By Ian Cox, Sydney

Ian Cox recently shared his success in growing ferns in pots. He has a large informal garden in the northwest of Sydney, which follows a walkabout garden style. Yet on one side of the house, he has created a shady porch, with a pond and many ferns. However, over the last year or so, he’s been growing ferns in large pots. He believes they add to the peace and tranquility of the garden.

Success to date

Ian says, ‘I’m satisfied with the results so far.

ferns in pots

This one is Todea barbara. It grows well in a pot. It’s extremely fast-growing, and as you can see is now almost hiding the pot. It looks majestic, graceful, imposing, and elegant. I suppose that’s why its common name is King Fern.

The king fern grows readily in gardens in temperate or subtropical climates. It prefers a spot in moist acidic soil in shade or dappled shade. It can grow in sunnier locations as long as it is watered often*.

ferns in pots

Here is Adiantum formosum, in the pot to the left, and Microsorum punctatum plus a young tree fern in the one on the right.

(Adiantum formosum grows best in acidic, well-drained soil and requires plenty of water and high humidity to grow at its best. It is a very attractive and vigorous fern that is tough and hardy provided it has enough moisture. It can make a dense groundcover over many metres. Source: APS NSW

Microsorum punctatum is an upright flat ‘strappy’ plant with fronds that have fully crested tops and frilly edges. A Queensland native fern, suitable for part shade to full shade. A very easy to grow and hardy ground cover, or specimen pot plant – indoors or out. Source: Bambooland)

Blechnum cartilagineum is doing well in a large pot.

(Gristle Fern is tough and adaptable fern, useful for shady spots, including in drier areas. It could provide texture and interest in an understorey role beneath tree ferns or other types of tree. Its broad fronds and reddish new growth could create an interesting focal point, and its fairly slow growth habit means it is unlikely to become dominant or invasive. Source: Growing Illawarra Natives)

Care of ferns in pots

I feed these ferns with liquid fertilizer such as diluted worm farm liquid about once a month, but not in winter. The potting mix is nothing special – just my normal sandy soil mixed with compost – and with woodchip mulch on top. Ferns around the house give you a sense of peace and tranquillity, and on a hot day you feel a bit cooler when you see them.

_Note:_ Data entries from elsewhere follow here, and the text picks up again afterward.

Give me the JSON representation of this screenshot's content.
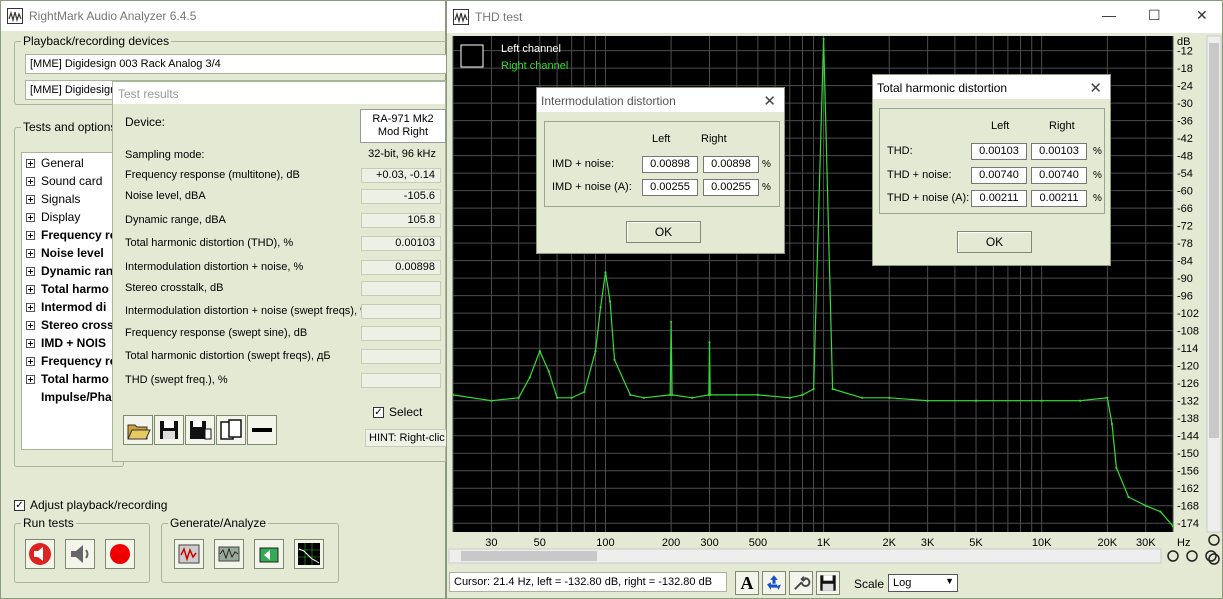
{
  "main_window": {
    "title": "RightMark Audio Analyzer 6.4.5",
    "devices_group_label": "Playback/recording devices",
    "playback_device": "[MME] Digidesign 003 Rack Analog 3/4",
    "recording_device": "[MME] Digidesign",
    "tests_group_label": "Tests and options",
    "tree_items": [
      {
        "label": "General",
        "bold": false
      },
      {
        "label": "Sound card",
        "bold": false
      },
      {
        "label": "Signals",
        "bold": false
      },
      {
        "label": "Display",
        "bold": false
      },
      {
        "label": "Frequency re",
        "bold": true
      },
      {
        "label": "Noise level",
        "bold": true
      },
      {
        "label": "Dynamic ran",
        "bold": true
      },
      {
        "label": "Total harmo",
        "bold": true
      },
      {
        "label": "Intermod di",
        "bold": true
      },
      {
        "label": "Stereo cross",
        "bold": true
      },
      {
        "label": "IMD + NOIS",
        "bold": true
      },
      {
        "label": "Frequency re",
        "bold": true
      },
      {
        "label": "Total harmo",
        "bold": true
      },
      {
        "label": "Impulse/Pha",
        "bold": true
      }
    ],
    "adjust_label": "Adjust playback/recording",
    "adjust_checked": "✓",
    "run_tests_label": "Run tests",
    "generate_label": "Generate/Analyze"
  },
  "test_results": {
    "title": "Test results",
    "device_label": "Device:",
    "device_name_line1": "RA-971 Mk2",
    "device_name_line2": "Mod Right",
    "rows": [
      {
        "label": "Sampling mode:",
        "value": "32-bit, 96 kHz",
        "boxed": false
      },
      {
        "label": "Frequency response (multitone), dB",
        "value": "+0.03, -0.14",
        "boxed": true
      },
      {
        "label": "Noise level, dBA",
        "value": "-105.6",
        "boxed": true
      },
      {
        "label": "Dynamic range, dBA",
        "value": "105.8",
        "boxed": true
      },
      {
        "label": "Total harmonic distortion (THD), %",
        "value": "0.00103",
        "boxed": true
      },
      {
        "label": "Intermodulation distortion + noise, %",
        "value": "0.00898",
        "boxed": true
      },
      {
        "label": "Stereo crosstalk, dB",
        "value": "",
        "boxed": true
      },
      {
        "label": "Intermodulation distortion + noise (swept freqs), %",
        "value": "",
        "boxed": true
      },
      {
        "label": "Frequency response (swept sine), dB",
        "value": "",
        "boxed": true
      },
      {
        "label": "Total harmonic distortion (swept freqs), дБ",
        "value": "",
        "boxed": true
      },
      {
        "label": "THD (swept freq.), %",
        "value": "",
        "boxed": true
      }
    ],
    "select_label": "Select",
    "select_checked": "✓",
    "hint": "HINT: Right-clic"
  },
  "thd_window": {
    "title": "THD test",
    "legend_left": "Left channel",
    "legend_right": "Right channel",
    "db_unit": "dB",
    "hz_unit": "Hz",
    "db_ticks": [
      "-12",
      "-18",
      "-24",
      "-30",
      "-36",
      "-42",
      "-48",
      "-54",
      "-60",
      "-66",
      "-72",
      "-78",
      "-84",
      "-90",
      "-96",
      "-102",
      "-108",
      "-114",
      "-120",
      "-126",
      "-132",
      "-138",
      "-144",
      "-150",
      "-156",
      "-162",
      "-168",
      "-174"
    ],
    "freq_ticks": [
      "30",
      "50",
      "100",
      "200",
      "300",
      "500",
      "1K",
      "2K",
      "3K",
      "5K",
      "10K",
      "20K",
      "30K"
    ],
    "cursor_text": "Cursor:  21.4 Hz,  left = -132.80 dB,  right = -132.80 dB",
    "scale_label": "Scale",
    "scale_value": "Log",
    "colors": {
      "plot_bg": "#000000",
      "grid": "#4d4d4d",
      "right_channel": "#33dd33",
      "left_channel": "#ffffff"
    }
  },
  "chart_data": {
    "type": "line",
    "title": "",
    "xlabel": "Hz",
    "ylabel": "dB",
    "x_scale": "log",
    "xlim": [
      20,
      40000
    ],
    "ylim": [
      -177,
      -7
    ],
    "grid": true,
    "legend": "top-left",
    "series": [
      {
        "name": "Right channel",
        "x": [
          20,
          30,
          40,
          45,
          50,
          55,
          60,
          70,
          80,
          90,
          95,
          100,
          105,
          110,
          130,
          150,
          198,
          200,
          202,
          250,
          298,
          300,
          302,
          400,
          500,
          700,
          800,
          900,
          1000,
          1100,
          1500,
          2000,
          3000,
          5000,
          10000,
          15000,
          20000,
          21000,
          22000,
          25000,
          30000,
          35000,
          40000
        ],
        "y": [
          -130,
          -132,
          -131,
          -124,
          -115,
          -122,
          -131,
          -131,
          -129,
          -115,
          -100,
          -88,
          -98,
          -118,
          -130,
          -131,
          -130,
          -105,
          -130,
          -131,
          -130,
          -112,
          -130,
          -130,
          -130,
          -131,
          -130,
          -128,
          -8,
          -128,
          -131,
          -131,
          -132,
          -132,
          -132,
          -132,
          -131,
          -140,
          -155,
          -165,
          -168,
          -170,
          -175
        ]
      }
    ]
  },
  "imd_dialog": {
    "title": "Intermodulation distortion",
    "col_left": "Left",
    "col_right": "Right",
    "rows": [
      {
        "label": "IMD + noise:",
        "left": "0.00898",
        "right": "0.00898",
        "unit": "%"
      },
      {
        "label": "IMD + noise (A):",
        "left": "0.00255",
        "right": "0.00255",
        "unit": "%"
      }
    ],
    "ok": "OK"
  },
  "thd_dialog": {
    "title": "Total harmonic distortion",
    "col_left": "Left",
    "col_right": "Right",
    "rows": [
      {
        "label": "THD:",
        "left": "0.00103",
        "right": "0.00103",
        "unit": "%"
      },
      {
        "label": "THD + noise:",
        "left": "0.00740",
        "right": "0.00740",
        "unit": "%"
      },
      {
        "label": "THD + noise (A):",
        "left": "0.00211",
        "right": "0.00211",
        "unit": "%"
      }
    ],
    "ok": "OK"
  }
}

To see a large ferny garden in Sydney’s south, check out John and Liz Aitken’s garden in Sutherland.


  • Elliot, Rodger W.; Jones, David L.; Blake, Trevor (2010). Encyclopaedia of Australian Plants Suitable for Cultivation: Volume 9 – Sp-Z. Port Melbourne: Lothian Press. pp. 300–01. ISBN 978-0-7344-0974-4 from Wikipedia,